All lines holding the string "JSON" should be copied from the data below.
__________
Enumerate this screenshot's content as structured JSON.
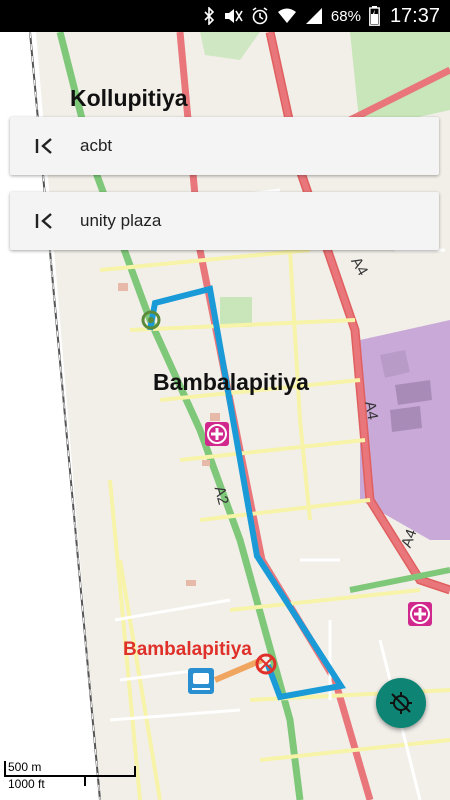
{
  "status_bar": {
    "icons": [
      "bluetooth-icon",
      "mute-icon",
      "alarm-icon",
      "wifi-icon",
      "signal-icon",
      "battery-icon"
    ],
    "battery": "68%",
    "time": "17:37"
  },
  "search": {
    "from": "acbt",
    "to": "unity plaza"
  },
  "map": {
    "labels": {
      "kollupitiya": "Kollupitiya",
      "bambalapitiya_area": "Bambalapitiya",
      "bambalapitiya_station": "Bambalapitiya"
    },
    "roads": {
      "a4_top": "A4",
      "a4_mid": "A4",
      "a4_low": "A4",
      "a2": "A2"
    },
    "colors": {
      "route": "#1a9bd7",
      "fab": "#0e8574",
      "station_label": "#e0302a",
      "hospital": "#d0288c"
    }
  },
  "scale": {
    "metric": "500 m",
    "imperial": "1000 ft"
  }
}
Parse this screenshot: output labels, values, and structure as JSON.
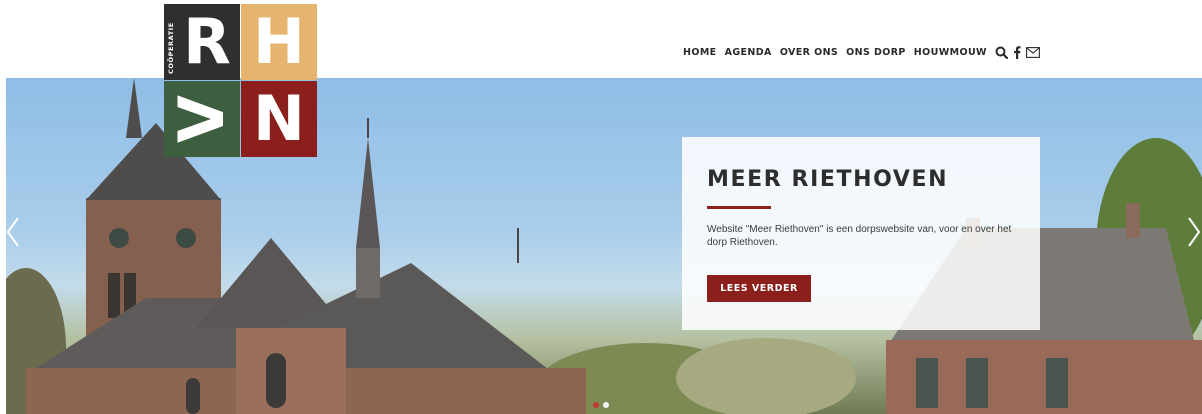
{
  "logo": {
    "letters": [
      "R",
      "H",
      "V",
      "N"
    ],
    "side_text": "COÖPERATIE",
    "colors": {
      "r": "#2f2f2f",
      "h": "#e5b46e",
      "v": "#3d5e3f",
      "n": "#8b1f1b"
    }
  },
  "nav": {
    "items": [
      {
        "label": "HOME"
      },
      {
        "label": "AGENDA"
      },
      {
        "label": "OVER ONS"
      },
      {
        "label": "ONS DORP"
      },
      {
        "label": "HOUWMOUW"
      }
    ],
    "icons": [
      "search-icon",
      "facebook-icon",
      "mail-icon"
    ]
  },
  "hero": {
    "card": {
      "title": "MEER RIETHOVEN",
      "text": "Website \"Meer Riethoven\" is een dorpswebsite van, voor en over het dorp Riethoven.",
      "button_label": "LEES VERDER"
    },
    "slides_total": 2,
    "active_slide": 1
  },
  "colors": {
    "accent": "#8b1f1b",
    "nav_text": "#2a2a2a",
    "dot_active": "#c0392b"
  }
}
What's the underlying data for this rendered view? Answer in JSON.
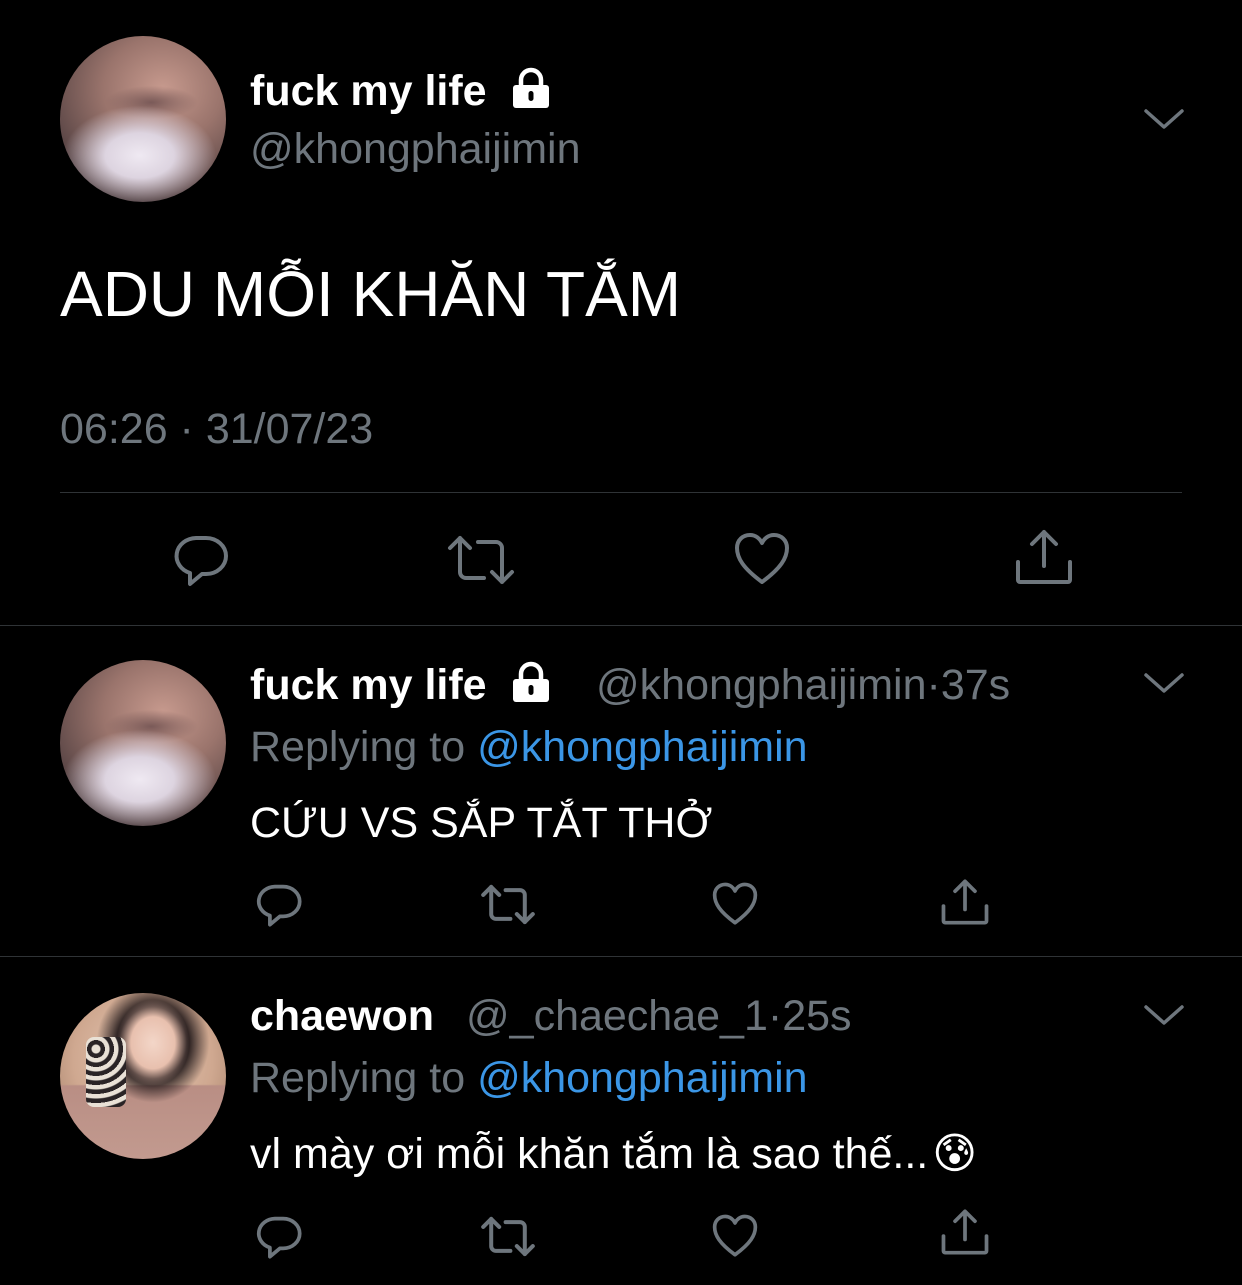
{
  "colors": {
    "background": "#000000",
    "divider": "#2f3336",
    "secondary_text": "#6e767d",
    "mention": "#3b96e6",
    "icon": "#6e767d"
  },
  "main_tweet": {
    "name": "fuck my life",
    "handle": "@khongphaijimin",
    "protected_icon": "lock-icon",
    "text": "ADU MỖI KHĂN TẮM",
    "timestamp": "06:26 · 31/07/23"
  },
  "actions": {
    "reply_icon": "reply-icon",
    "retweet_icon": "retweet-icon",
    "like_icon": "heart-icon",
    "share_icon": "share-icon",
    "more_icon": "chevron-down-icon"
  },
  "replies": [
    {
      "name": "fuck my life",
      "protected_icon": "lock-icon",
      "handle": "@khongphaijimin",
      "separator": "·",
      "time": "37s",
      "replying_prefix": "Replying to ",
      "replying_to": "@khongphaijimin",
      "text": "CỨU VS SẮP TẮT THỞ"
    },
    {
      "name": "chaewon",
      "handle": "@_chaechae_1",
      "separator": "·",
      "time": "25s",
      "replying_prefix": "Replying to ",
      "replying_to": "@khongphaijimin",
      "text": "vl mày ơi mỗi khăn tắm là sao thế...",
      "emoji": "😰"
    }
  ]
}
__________
→ **WRITTEN RESPONSE**
Enumerate this screenshot's content as structured JSON.
Parse this screenshot: output labels, values, and structure as JSON.
What's the underlying data for this rendered view? Answer in JSON.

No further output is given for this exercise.